◆ ACTIVITY: Search each line of the data for the word "true"; copy every line where it is found.

* * * * *

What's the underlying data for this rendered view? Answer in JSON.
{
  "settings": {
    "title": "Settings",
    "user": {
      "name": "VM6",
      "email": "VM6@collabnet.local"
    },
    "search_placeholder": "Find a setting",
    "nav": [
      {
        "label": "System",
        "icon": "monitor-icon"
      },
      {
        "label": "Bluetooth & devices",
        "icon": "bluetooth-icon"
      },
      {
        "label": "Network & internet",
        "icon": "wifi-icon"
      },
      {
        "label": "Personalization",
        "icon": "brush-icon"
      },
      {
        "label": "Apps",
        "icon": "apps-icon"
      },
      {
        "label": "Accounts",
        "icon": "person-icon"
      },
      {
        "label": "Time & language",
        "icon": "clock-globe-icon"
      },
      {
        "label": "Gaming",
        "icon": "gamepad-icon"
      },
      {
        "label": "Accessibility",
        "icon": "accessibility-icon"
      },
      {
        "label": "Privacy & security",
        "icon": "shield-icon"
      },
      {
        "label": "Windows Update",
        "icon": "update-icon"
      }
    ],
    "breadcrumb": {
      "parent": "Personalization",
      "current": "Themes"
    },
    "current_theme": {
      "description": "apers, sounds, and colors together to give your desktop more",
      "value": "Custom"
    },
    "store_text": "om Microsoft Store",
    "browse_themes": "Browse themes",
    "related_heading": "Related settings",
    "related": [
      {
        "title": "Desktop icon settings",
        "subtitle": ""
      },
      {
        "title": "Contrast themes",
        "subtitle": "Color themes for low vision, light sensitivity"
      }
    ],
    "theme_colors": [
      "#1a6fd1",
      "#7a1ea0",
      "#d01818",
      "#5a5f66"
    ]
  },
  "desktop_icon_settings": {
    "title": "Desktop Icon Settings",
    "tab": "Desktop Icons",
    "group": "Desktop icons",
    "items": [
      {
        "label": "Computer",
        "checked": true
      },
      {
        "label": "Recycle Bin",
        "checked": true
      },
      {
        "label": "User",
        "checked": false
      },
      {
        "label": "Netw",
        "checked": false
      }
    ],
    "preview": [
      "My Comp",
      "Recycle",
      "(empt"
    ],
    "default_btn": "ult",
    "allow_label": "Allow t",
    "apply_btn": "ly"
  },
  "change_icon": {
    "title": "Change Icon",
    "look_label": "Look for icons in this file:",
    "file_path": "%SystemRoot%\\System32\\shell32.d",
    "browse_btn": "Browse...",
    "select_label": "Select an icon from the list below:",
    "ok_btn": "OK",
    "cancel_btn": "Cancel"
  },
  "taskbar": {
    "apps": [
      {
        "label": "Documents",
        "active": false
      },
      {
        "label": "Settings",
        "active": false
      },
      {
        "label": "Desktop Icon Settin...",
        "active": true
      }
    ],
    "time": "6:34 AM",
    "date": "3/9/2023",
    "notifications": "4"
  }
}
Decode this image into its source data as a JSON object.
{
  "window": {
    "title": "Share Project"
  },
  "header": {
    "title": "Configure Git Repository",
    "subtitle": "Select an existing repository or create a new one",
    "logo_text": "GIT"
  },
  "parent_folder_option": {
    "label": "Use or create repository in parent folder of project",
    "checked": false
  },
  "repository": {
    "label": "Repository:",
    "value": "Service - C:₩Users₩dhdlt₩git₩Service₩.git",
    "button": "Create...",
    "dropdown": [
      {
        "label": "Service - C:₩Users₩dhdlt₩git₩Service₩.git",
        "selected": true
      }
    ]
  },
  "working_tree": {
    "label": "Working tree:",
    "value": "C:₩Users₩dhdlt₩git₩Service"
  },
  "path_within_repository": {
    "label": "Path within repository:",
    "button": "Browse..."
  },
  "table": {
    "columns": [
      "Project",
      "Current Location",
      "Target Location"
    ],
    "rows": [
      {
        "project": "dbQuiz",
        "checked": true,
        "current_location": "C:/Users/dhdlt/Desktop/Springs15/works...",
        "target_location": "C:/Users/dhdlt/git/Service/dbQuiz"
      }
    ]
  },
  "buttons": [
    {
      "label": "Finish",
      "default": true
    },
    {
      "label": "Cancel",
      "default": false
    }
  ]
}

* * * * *

◆ ANSWER BOX:
        "checked": true
        "checked": true
        "active": true
        "selected": true
        "checked": true,
      "default": true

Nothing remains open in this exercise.